Jatropha curcas is a plant that has already been “ailed as a ‘wonder plant‘. The seeds yield around 25% – 40% oil, that can be used for biodiesel, but there are also problems. “The Asian and African cultivars currently being used do not achieve the initially anticipated high seed yields…,” say Vandepitte and colleagues in the Annals of Botany. “This is partly explained by the narrow genetic base of this exotic germplasm that clearly passed through a genetic bottleneck… Therefore, additional indigenous genetic variation could be exploited to breed more productive cultivars.”
An additional problem is that much jatropha is toxic, due to phorbol esters (PE) that can cause vomiting and diarrhoea. They can also cause tumours. There is, however, some hope for finding suitable genetic stock. “In some rural communities of southern Mexico, jatropha plants occur whose seeds are consumed by indigenous people, have a high nutritional value and do not or contain or contain low PE levels…,” said the authors in their paper. “This edible ‘genotype’ is considered to have been domesticated and proliferated through vegetative propagation by ancient indigenous people, probably the Mayans. Recent ethnobotanical research by Valdés-Rodríquez et al. (2013), however, suggests that non-toxic jatropha originates from the northern part of Veracruz state and surrounding areas (north of the historical Mayan territory), from where it was spread across Veracruz, adjacent southern Mexican states and the Yucatan Peninsula by the expanding influence of Totonac culture (from 1600 BC onwards).”
If the assumed source of jatropha was wrong, then could there be more genetic variation waiting to be found in Mexico? To find out, Vandepitte and colleagues went on a two-year quest in Mexico, starting in Veracruz and heading south, to find out more about the variability of jatropha.
“Trees were typically retrieved in natural areas, along rural paths and in the orchards of native Mexicans or their descendants, where they were cultivated together with other native or naturalized plants,” said the authors. “Toxic plants were also frequently used as a live fence. Non-toxic trees were particularly abundant in the state of Veracruz, where older informants (85–90 years old) stated that their great-great-grandparents used jatropha seeds as food, reportedly at least over the last 300 years.”

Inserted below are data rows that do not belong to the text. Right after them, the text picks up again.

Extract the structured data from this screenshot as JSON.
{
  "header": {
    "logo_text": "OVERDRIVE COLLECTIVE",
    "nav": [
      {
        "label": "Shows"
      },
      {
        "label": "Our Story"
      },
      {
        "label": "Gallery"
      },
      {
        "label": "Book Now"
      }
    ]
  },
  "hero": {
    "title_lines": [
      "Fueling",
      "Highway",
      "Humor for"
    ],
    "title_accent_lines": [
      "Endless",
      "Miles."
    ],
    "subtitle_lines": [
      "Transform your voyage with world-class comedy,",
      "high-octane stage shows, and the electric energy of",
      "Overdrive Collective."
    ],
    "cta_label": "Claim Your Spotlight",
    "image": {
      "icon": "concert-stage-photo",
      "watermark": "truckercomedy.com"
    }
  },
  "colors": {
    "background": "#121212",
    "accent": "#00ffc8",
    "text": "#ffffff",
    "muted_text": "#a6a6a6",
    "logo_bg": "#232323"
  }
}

The team found both unexpectedly high SNP (genetic) diversity in edible jatropha in Veracruz. There were also a lot more edible jatropha plants there. While the results were unexpected, they also help corroborate other studies say the authors. “These findings are in line with available ethno-botanical data and plant distribution patterns. In northern Veracruz, non-toxic trees are far more prevalent than in other regions, as recently demonstrated by PE analysis. In this area, jatropha seeds are also (still) used to prepare traditional meals by local Native Mexicans of Totonac and Huastecan descent, whereas outside northern Veracruz non-toxic jatropha is typically cultivated by immigrants with a Totonac background.”
The genetic variation in this non-toxic jatropha could bring in traits enabling jatropha to become a more efficient and more sustainable source of biofuel. But this does depend on that wild variation been accessible, say Vandepitte and colleagues. “As the persistence of non-toxic jatropha is currently at risk due to replacement by foreign toxic cultivars, and the increasing abandonment of indigenous cuisine by Native Mexicans…, conservation actions are urgently needed to prevent the loss of potentially valuable non-toxic genotypes. Efforts should concentrate on the high diversity present in northern Veracruz, from where extant non-toxic jatropha was probably dispersed to other regions within and outside Mexico.”
“More generally, this work underpins the value of conservation genomic research on the indigenous (wild) germplasm of economically important plant species (cf. crop wild relatives or CWRs). It was estimated that about 30 % of of the increase in crop yields in the late 20th century could be attributed to the use of CWRs in plant breeding programmes. Furthermore, considering climate change and the mounting human population, the importance of conserving the wild gene pool of crop species will only increase.”